Today is Eid – celebration! I think about Eid the way I think about most special days in my calendar: I craft a fantasy in my head of what the day will be like, how it will be different from other days, and am almost always disappointed when the fantasy doesn’t materialise. We’re a laid-back family, and I’m a militant day-dreamer. But somehow, today we managed to fulfil my dream, and maintain our typical relaxed family manner. It was a special normal family day, with delicious food, laughter, fellowship and love.
Today, life ‘as normal’ resumes, but it’s clearer and lighter. In the quiet moments of today, I got present to what I was saying goodbye to – and I don’t want to say goodbye to it. Learning to be of service, to open myself up to generosity, to honour my word daily, to get connected to what is important to me (including writing this blog), to have the Qur’an as a trusted companion in my life…I want to take this forward into my daily life. That is my challenge now. Ramadan is an invitation to throw out what doesn’t serve you spiritually, mentally, emotionally and physically, and develop ways of being which do; it invites you to be a more devoted servant of God by getting back to your true self. I am committed that my Ramadan blessings do not end here, but continue in my day to day life. And I will call myself to account here!
What I will miss about Ramadan is:
- That magical pocket of the night, after midnight until 2am, when I am alone and awake, and it is just me and my writing. And sometimes the TV as an almost-distraction.

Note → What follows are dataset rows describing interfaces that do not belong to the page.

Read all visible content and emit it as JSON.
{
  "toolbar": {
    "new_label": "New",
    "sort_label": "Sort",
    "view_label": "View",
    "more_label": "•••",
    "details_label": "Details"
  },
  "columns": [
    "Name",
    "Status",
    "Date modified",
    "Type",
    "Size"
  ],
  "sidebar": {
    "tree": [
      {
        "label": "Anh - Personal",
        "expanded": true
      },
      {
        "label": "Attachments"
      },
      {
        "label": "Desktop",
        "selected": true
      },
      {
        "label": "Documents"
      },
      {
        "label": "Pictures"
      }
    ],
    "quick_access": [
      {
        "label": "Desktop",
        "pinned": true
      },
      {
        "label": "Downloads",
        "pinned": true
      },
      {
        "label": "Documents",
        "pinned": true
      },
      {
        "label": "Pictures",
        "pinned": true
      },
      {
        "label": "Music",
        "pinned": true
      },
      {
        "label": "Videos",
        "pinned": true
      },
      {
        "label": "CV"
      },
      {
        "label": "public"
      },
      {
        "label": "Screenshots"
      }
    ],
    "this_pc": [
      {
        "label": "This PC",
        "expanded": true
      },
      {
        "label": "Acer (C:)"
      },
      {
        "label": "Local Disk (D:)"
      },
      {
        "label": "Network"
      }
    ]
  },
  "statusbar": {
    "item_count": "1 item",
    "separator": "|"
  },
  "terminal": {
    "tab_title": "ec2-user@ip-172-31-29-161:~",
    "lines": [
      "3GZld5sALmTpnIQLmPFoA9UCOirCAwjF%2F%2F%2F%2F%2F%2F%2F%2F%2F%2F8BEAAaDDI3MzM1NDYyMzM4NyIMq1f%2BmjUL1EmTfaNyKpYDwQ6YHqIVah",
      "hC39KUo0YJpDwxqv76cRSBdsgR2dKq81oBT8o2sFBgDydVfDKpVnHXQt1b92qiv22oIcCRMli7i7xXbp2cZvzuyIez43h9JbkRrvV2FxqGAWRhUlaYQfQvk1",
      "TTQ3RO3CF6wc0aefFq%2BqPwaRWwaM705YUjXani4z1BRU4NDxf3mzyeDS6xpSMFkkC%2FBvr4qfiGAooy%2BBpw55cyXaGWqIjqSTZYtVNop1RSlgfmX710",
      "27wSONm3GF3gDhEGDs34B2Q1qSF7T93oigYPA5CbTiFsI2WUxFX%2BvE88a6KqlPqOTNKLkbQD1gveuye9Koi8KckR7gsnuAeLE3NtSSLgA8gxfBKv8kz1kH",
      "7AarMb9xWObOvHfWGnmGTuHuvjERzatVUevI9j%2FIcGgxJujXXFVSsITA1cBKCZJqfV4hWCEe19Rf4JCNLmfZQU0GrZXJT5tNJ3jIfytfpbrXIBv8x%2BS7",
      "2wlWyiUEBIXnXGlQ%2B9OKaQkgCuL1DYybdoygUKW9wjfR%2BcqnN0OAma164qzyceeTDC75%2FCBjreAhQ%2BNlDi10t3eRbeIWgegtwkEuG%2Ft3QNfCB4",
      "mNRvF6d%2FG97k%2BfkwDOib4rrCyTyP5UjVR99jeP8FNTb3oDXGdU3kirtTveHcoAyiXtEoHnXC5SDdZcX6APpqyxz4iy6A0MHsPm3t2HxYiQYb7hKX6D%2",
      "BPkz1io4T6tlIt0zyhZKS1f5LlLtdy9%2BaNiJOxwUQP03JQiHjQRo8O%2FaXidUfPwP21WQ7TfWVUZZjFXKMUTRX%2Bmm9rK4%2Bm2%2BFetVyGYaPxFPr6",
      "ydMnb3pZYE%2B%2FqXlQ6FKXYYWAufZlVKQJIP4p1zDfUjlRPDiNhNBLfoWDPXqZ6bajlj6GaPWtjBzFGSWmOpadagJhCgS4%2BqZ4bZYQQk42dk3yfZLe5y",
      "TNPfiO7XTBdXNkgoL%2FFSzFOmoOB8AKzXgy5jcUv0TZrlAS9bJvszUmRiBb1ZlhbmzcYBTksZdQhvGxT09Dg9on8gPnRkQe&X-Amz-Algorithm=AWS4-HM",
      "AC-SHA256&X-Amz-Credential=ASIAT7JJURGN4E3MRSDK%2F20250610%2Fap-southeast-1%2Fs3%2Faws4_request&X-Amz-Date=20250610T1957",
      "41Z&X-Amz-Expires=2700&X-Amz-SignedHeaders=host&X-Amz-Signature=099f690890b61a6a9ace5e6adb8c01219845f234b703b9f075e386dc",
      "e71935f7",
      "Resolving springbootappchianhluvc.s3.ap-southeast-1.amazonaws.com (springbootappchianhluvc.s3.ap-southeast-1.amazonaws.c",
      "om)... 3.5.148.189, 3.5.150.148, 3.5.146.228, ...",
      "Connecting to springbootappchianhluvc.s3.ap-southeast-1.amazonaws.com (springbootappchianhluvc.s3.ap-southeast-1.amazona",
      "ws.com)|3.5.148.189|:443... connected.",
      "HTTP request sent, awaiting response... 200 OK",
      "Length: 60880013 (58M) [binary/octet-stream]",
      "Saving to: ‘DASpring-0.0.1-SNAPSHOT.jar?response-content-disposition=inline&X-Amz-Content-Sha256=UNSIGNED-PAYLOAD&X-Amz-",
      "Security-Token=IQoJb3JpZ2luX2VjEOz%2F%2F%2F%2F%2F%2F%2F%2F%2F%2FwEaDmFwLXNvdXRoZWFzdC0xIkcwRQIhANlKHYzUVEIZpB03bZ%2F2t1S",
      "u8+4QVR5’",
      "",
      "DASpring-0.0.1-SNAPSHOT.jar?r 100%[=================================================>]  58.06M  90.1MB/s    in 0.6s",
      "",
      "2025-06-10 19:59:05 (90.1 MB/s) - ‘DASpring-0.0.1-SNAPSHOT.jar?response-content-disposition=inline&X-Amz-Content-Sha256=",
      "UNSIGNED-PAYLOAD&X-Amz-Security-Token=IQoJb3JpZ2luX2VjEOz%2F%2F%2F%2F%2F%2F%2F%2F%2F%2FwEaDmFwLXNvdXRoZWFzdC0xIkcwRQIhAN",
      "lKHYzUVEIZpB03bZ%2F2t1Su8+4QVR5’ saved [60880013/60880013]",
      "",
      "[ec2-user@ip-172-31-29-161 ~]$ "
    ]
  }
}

- Going out to distribute food daily. I will continue to do it, or something to help others – I am looking into different options – but the daily commitment was just a wonderful experience for me
- This month which is a massive opening for you to stretch yourself and grow in any way which brings you into alignment with God’s purpose. This month is like the universe opening a door for you to walk through and be a refined, powerful, cleansed, light version of yourself. If you so choose.
- My midnight meals, where I ate with no regard for ‘good’ or ‘bad’ food, ‘right’ or ‘wrong’ – I was just grateful to eat, and especially fortunate to have access to whatever I wanted to.
- My daily routine, which involved worship, writing, and going out in the evening for the food round.
What I am happy to have back:
- The industrious hum of everyday life in our home. You ignore it when it’s there, because it’s quotidian background noise, but when it’s gone you notice it. The regular routine of breakfast, lunch and dinner, at all times of the day (we’re that kind of family); the pleasant sound of activity in the kitchen as a family member is cooking up a storm for themselves or somebody else at home; the sounds of energetic life in every corner of our home. I welcome it back with a refreshed gratitude for having it to miss in the first place.
- Getting to eat the crusts off the grilled cheese on toast when I’m making it for my Dad – I’ve been missing my commission.
- Food, drink, and the immense joy and energy I get from it – and I’m so much more aware of the amazing gift it is after this month of self-restraint.
- Energy for the whole day
- Brushing my teeth in daylight hours – it’s discouraged while you’re fasting just in case you swallow the toothpaste or water, but not having my morning brush was hard.
I’ll share a little secret…every day, I wake up, and before I take my first mouthful of sipful of something, I do a mental check: am I fasting today? No, I remind myself; I’m not. And I thank God; I am reminded that food and drink – synecdochal for all the pleasures we enjoy in this worldly life – are not a right, but a privilege. In that way, every day is Eid. And it is magical.
Note: As the Ramadan Reflections series come to a close, I will now be posting at least twice a week. Thank you to everybody who has been reading, and as always, I would love to hear your thoughts!